ST. LOUIS -- Exactly three weeks after Jaime Garcia took questions about his immediate future in the starting rotation, the left-hander reduced the Cardinals' magic number to clinch the second National League Wild Card to one with his fourth straight quality start.
Following the 4-2 victory over the Reds at Busch Stadium on Monday night, players, coaches and team personnel gathered in the team dining room -- with significant rooting interest -- to watch the final innings of the Dodgers-Giants game.
Los Angeles' 3-2 walk-off win eliminated any Monday celebration, however. The Cardinals will have to now wait until Tuesday for a shot to secure their place in a winner-move-on Wild Card game in Atlanta on Friday.
"We have two more games," Daniel Descalso said, "to take care of it ourselves."
Indeed, it takes just one win by the Cardinals or one Dodgers loss over the next two days for St. Louis to clinch its postseason berth. In the least, the Cardinals have secured a tie for the second Wild Card.
"One step closer," manager Mike Matheny said after his team's 11th win in its last 14 games. "That was a good win. It was a good day."
Before the Cardinals could turn their attention to scoreboard watching, they had to stave off the Reds, who had already topped them for the NL Central crown. Cincinnati, however, has no intention of sleepwalking into the postseason.
Not only was there motivation to interrupt the Cardinals' road toward clinching, but the Reds remain in the mix to finish with the league's best record.
Garcia halted such pursuits.

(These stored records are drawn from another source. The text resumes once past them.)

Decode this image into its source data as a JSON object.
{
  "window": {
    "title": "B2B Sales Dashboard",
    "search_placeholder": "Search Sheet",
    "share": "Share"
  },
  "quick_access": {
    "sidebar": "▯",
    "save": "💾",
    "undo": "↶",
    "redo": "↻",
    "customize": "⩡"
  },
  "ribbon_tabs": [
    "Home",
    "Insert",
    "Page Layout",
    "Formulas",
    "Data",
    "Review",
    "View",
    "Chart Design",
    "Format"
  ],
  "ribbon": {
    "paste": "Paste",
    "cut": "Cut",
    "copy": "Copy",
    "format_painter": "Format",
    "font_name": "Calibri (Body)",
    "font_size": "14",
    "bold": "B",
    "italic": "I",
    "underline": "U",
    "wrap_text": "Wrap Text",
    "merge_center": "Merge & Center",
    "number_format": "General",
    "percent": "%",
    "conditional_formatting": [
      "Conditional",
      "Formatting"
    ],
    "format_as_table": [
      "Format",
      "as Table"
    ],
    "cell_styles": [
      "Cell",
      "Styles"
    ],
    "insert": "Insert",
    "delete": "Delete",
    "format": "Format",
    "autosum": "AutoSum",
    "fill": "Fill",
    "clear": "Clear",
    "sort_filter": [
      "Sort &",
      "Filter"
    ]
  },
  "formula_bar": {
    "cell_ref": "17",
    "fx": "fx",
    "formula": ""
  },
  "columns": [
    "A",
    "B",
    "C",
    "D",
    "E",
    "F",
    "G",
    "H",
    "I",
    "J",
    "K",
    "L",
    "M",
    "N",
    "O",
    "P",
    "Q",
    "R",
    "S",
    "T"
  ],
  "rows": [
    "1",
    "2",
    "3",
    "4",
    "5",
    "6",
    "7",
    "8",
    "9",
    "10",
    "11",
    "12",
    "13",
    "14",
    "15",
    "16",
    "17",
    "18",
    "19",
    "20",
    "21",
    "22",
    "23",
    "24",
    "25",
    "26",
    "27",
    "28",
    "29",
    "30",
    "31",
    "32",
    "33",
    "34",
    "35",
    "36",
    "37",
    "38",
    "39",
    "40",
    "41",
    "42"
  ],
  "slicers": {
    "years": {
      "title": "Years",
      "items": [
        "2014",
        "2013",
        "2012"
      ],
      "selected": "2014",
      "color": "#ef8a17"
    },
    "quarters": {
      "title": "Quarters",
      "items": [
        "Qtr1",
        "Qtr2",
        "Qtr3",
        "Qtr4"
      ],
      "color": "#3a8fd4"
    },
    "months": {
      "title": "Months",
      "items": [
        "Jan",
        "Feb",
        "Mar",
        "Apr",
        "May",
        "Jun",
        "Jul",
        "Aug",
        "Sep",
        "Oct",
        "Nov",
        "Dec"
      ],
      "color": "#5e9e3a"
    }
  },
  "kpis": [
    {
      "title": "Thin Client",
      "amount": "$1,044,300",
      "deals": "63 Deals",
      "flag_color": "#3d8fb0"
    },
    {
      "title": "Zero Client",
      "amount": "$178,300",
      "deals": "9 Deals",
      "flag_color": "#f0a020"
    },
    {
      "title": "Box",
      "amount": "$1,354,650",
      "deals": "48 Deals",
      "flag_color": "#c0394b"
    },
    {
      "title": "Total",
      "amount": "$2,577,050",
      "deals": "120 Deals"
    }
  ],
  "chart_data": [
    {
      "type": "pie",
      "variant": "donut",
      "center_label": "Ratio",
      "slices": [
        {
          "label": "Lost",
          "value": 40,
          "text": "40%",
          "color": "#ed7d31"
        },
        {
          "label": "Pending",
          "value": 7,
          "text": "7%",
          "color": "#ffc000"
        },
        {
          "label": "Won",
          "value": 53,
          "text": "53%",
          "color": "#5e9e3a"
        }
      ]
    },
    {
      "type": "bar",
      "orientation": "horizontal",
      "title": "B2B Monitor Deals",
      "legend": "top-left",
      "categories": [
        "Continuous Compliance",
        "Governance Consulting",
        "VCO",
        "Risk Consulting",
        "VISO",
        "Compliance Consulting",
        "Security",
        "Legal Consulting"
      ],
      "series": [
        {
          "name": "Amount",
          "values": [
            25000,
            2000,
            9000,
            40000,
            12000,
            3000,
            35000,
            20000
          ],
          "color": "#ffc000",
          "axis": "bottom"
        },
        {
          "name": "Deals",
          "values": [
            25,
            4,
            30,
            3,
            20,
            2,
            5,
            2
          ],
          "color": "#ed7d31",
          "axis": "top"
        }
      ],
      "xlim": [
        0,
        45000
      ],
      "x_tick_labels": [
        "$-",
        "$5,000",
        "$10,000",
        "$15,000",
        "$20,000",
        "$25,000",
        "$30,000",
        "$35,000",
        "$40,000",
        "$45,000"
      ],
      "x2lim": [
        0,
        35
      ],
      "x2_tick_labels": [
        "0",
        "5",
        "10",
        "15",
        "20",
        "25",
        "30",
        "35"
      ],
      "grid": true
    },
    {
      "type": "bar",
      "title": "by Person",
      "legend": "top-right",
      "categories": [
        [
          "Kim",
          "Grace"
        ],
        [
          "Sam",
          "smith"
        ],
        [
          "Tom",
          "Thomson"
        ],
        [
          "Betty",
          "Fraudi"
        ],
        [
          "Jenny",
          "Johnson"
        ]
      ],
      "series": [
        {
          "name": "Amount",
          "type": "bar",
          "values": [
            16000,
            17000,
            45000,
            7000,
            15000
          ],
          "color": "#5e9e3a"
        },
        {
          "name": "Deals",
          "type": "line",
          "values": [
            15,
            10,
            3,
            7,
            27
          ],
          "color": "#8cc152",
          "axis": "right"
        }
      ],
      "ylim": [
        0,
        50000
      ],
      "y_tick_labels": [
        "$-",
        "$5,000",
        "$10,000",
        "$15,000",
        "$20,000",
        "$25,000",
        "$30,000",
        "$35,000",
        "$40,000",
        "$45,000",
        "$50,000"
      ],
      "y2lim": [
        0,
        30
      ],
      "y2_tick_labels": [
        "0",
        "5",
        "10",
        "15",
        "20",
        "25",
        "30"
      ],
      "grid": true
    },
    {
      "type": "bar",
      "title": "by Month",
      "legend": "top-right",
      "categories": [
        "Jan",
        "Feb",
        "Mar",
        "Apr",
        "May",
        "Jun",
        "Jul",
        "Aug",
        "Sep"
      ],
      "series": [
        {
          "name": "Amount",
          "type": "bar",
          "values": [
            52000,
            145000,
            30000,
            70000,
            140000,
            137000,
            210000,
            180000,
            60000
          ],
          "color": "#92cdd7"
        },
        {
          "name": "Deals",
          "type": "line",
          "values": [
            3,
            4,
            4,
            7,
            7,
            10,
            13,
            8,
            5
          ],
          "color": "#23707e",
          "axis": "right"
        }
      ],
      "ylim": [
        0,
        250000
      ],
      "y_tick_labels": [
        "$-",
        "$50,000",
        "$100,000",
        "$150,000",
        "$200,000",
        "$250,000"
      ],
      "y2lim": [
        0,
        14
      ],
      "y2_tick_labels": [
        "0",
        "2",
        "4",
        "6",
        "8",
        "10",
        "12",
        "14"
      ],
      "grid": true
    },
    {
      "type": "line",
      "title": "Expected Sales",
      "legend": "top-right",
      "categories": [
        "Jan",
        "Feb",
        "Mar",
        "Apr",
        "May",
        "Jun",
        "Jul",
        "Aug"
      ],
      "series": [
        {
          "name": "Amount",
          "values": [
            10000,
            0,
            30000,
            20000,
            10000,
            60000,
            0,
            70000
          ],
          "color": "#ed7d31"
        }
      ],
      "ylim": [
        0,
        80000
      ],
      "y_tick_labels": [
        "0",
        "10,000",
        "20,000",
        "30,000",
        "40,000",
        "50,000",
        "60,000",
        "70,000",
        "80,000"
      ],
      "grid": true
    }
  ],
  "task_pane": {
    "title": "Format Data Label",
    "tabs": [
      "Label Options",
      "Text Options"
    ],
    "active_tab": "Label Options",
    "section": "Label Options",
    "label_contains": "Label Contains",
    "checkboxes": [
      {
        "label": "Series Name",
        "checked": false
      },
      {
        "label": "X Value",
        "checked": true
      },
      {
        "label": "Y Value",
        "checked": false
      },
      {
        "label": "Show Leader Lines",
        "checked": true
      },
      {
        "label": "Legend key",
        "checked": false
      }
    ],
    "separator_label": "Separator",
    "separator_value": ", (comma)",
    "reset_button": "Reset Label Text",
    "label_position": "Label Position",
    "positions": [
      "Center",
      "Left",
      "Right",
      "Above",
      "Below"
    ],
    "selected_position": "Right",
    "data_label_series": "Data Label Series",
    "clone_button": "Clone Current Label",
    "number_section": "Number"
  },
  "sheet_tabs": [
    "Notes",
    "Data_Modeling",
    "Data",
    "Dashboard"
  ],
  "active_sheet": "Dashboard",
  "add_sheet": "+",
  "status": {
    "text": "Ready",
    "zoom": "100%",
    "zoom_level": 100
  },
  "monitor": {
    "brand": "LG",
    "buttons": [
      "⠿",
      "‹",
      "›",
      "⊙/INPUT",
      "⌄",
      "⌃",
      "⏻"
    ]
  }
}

The left-hander continued his recent roll with a 6 2/3-inning effort that pushed him toward a third straight win. He'd have had four in a row had a blown save not cost him against the Dodgers on Sept. 15.
"Anytime I go out there -- it doesn't matter if it's the beginning of the year or late -- you want to give your team a chance to win," Garcia said. "You do your best. I'm glad I was able to help tonight to get that 'W.'"
It was just days before that start in Los Angeles that Garcia was ushered in to a meeting with Matheny, who was among those concerned about Garcia's glaring dip in effectiveness when pitching on the road. Serious consideration was given to skipping Garcia in the next turn of the rotation.
Ultimately, however, the Cardinals let Garcia make that next scheduled start, and he has rewarded the organization for sticking with him. Since that closed-door meeting, Garcia has allowed just six runs in 25 2/3 innings.
"I have just been working hard," Garcia said. "And if I see a little thing I need to work on, I'm going to try to make it better. I'm feeling good physically."
Garcia's contributions weren't limited to his work on the mound Monday, either.
After allowing a two-out run in the third, Garcia led off the bottom half of the frame with a solo homer off Reds starter Bronson Arroyo, against whom Garcia entered the night 4-for-4.
"I don't remember facing him that much, but I know he can swing the bat," Arroyo said. "He definitely surprised me by hitting a backdoor breaking ball out of the ballpark. He looked good even on the at-bat after that. Sometimes you get beat by unexpected guys."
Garcia wasn't so oblivious, admitting afterward that he knew exactly what his career numbers were against the Reds right-hander. The game-tying home run was the second long ball of Garcia's career.
The Cardinals continued to pile on Arroyo, using a walk and back-to-back hits by Matt Holliday and Allen Craig to inch in front. Yadier Molina's sacrifice fly gave St. Louis a 3-1 advantage. That lead further increased in the sixth, when Molina singled and scored on Descalso's two-out triple.
Though neither had an RBI, both Carlos Beltran and Holliday finished the game with two hits and a walk. Neither enjoyed an especially strong September, so the Cardinals are glad to see any sign that the pair could be getting back on track as the postseason approaches.
"If we get both of those guys clicking," Matheny said, "it could be a lot of fun."
Aside from the third-inning hiccup, Garcia was hardly threatened by the Reds. After Zack Cozart's third-inning single, he retired 11 of the next 12 batters he faced. The only interruption during that span was a leadoff walk to Ryan Hanigan in the fifth. Garcia worked around it with a pair of strikeouts and a groundout.
"He looked good right from the beginning," Matheny said. "Even right from the first batter, you could see some emergency swings on the fastball. His ball was just running all over the place."
The Reds chased Garcia from his start with a run in the seventh, but Garcia's 6 2/3-inning outing left only a minimal load for the bullpen to carry. Edward Mujica, Mitchell Boggs and Jason Motte -- who earned his 41st save -- did not allow a run in relief.
Jenifer Langosch is a reporter for MLB.com. Read her blog, By Gosh, It's Langosch, and follow her on Twitter @LangoschMLB. This story was not subject to the approval of Major League Baseball or its clubs.